This may sound complicated but it took me less time to activate this configuration than it did to describe it. After saving and activating the configuration, I was ready to test my sample application.
From a browser on another machine, I typed the URL of my sample application and it appeared on my screen. I repeated the installation on a second machine, this time instructing EIS to share the database on the primary installation.
This created a backup application server to keep my Web transactions running should my first server fail or slow down.
I then shut down one server and launched the Web application again. I am happy to report that the DSC on the first computer routed the servlet request to the second machine and the requested information appeared on my client computer. I did not notice any delay.
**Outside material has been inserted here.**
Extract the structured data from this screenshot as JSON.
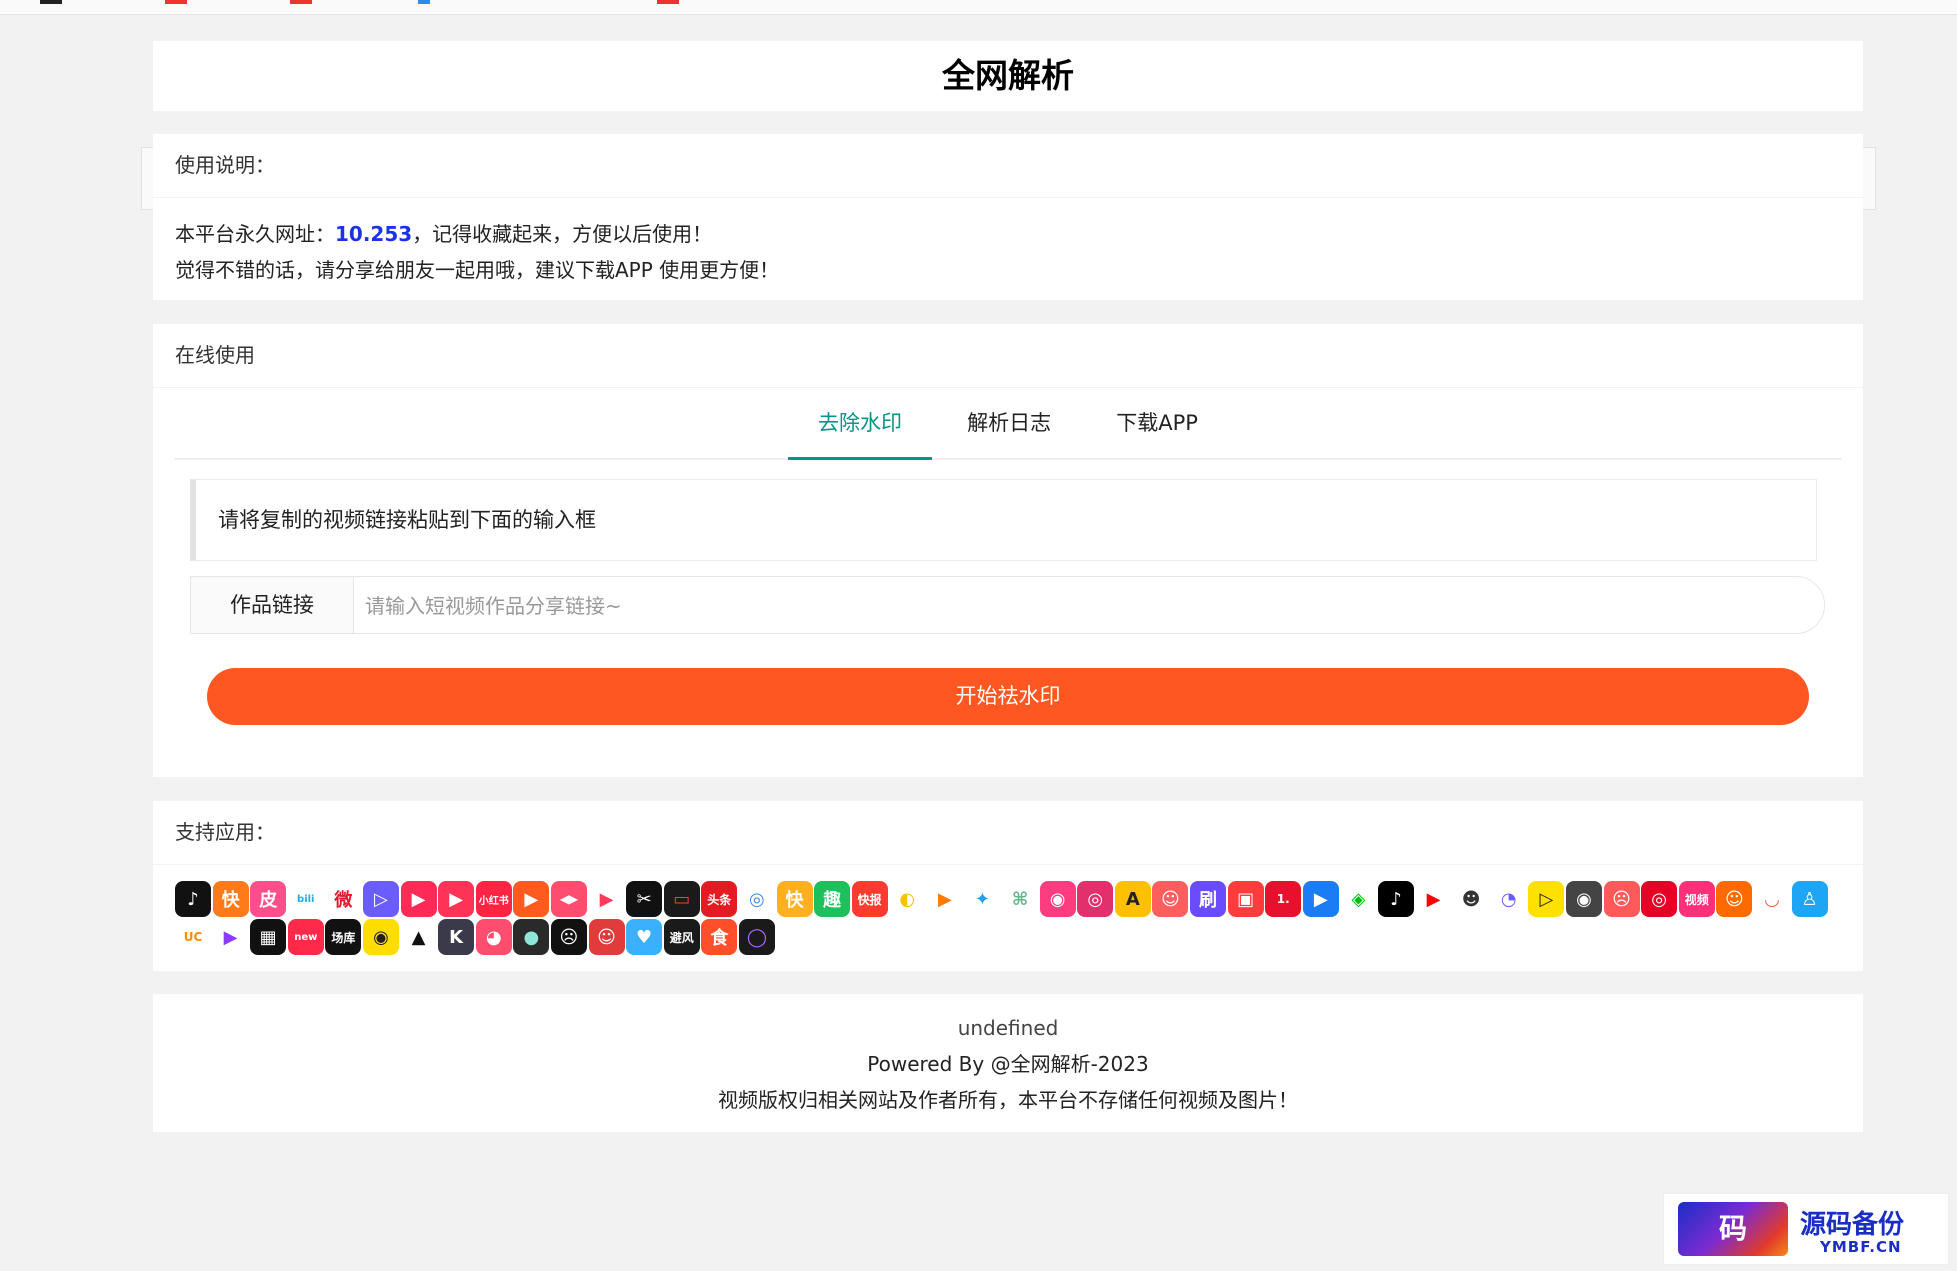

Next, I shut down the server on the second machine and repeated the test. To my amazement, I again received my requested information, although it took a fraction of a second longer to appear.
The DSC had automatically started the server I had shut down. I tried this test a few more times, and every time I launched the application the server started automatically. I had a Web server system that I literally could not break.
Unfortunately, EIS does not currently support CGI or Perl scripts (although Secant plans to do so in a future release) nor does it support Microsoft Active Server Pages. These drawbacks limit the product’s overall market usefulness and prevent me from giving it a score of Excellent, which I otherwise would have.
Nevertheless, if you use servlets or JSPs, EIS is the answer to your most fervent prayers. It will keep your Web applications responsive and your customers happy. Furthermore, it does not require any changes to your existing servlets and allows easy administration by non-programmers. This combination of timesaving, wallet-sparing features easily earns EIS a score of Very Good.
Apicella, a technology analyst for the InfoWorld Test Center, is an experienced programmer and database administrator. Send him e-mail at [email protected]
Extreme Internet Server 3.5
Supplier: Secant Technologies Inc.
Platforms: Windows NT, Windows 2000, Linux, BSD/OS 4.1, Sun Solaris
Cost: US$895 per server on Intel machines; US$5,000 per CPU on Sun Solaris
Pros: Easy installation and administration of Java application server clusters; excellent scalability and resilience without code changes; complete support of most popular platforms; free developer’s licence
Cons: No support for legacy scripts (CGI and Perl) or Microsoft Active Server Pages